> _Task objective_
Show every line of the data that contains the string "Biden".

(Dataset rows for apps and sites)
☆ ☆ ☆
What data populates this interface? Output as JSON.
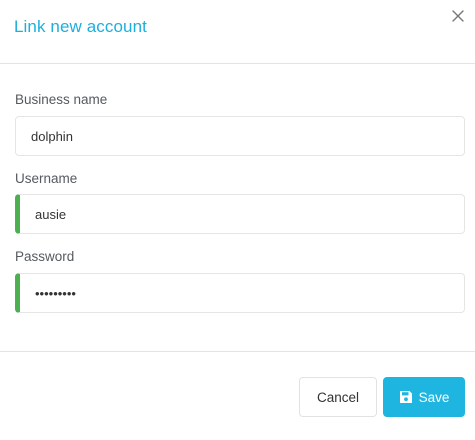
{
  "dialog": {
    "title": "Link new account",
    "close_icon": "close-icon"
  },
  "form": {
    "business_name": {
      "label": "Business name",
      "value": "dolphin"
    },
    "username": {
      "label": "Username",
      "value": "ausie",
      "status": "valid"
    },
    "password": {
      "label": "Password",
      "value": "•••••••••",
      "status": "valid"
    }
  },
  "footer": {
    "cancel_label": "Cancel",
    "save_label": "Save",
    "save_icon": "floppy-disk-icon"
  },
  "colors": {
    "accent": "#1eaede",
    "save_button": "#1eb6e0",
    "valid_indicator": "#4caf50"
  }
}
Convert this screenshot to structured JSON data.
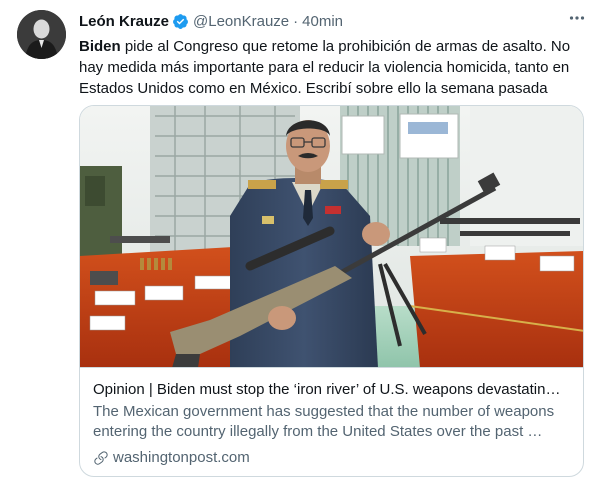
{
  "tweet": {
    "author_name": "León Krauze",
    "handle": "@LeonKrauze",
    "separator": "·",
    "time": "40min",
    "text_bold": "Biden",
    "text_rest": " pide al Congreso que retome la prohibición de armas de asalto. No hay medida más importante para el reducir la violencia homicida, tanto en Estados Unidos como en México. Escribí sobre ello la semana pasada",
    "verified_color": "#1d9bf0",
    "icons": [
      "verified-badge-icon",
      "more-options-icon",
      "link-icon"
    ]
  },
  "card": {
    "title": "Opinion | Biden must stop the ‘iron river’ of U.S. weapons devastatin…",
    "description": "The Mexican government has suggested that the number of weapons entering the country illegally from the United States over the past …",
    "domain": "washingtonpost.com"
  }
}
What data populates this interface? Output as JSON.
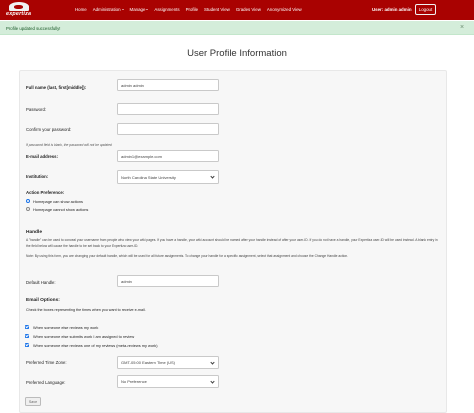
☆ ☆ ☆
> _Result_
    "text_bold": "Biden",
    "title": "Opinion | Biden must stop the ‘iron river’ of U.S. weapons devastatin…",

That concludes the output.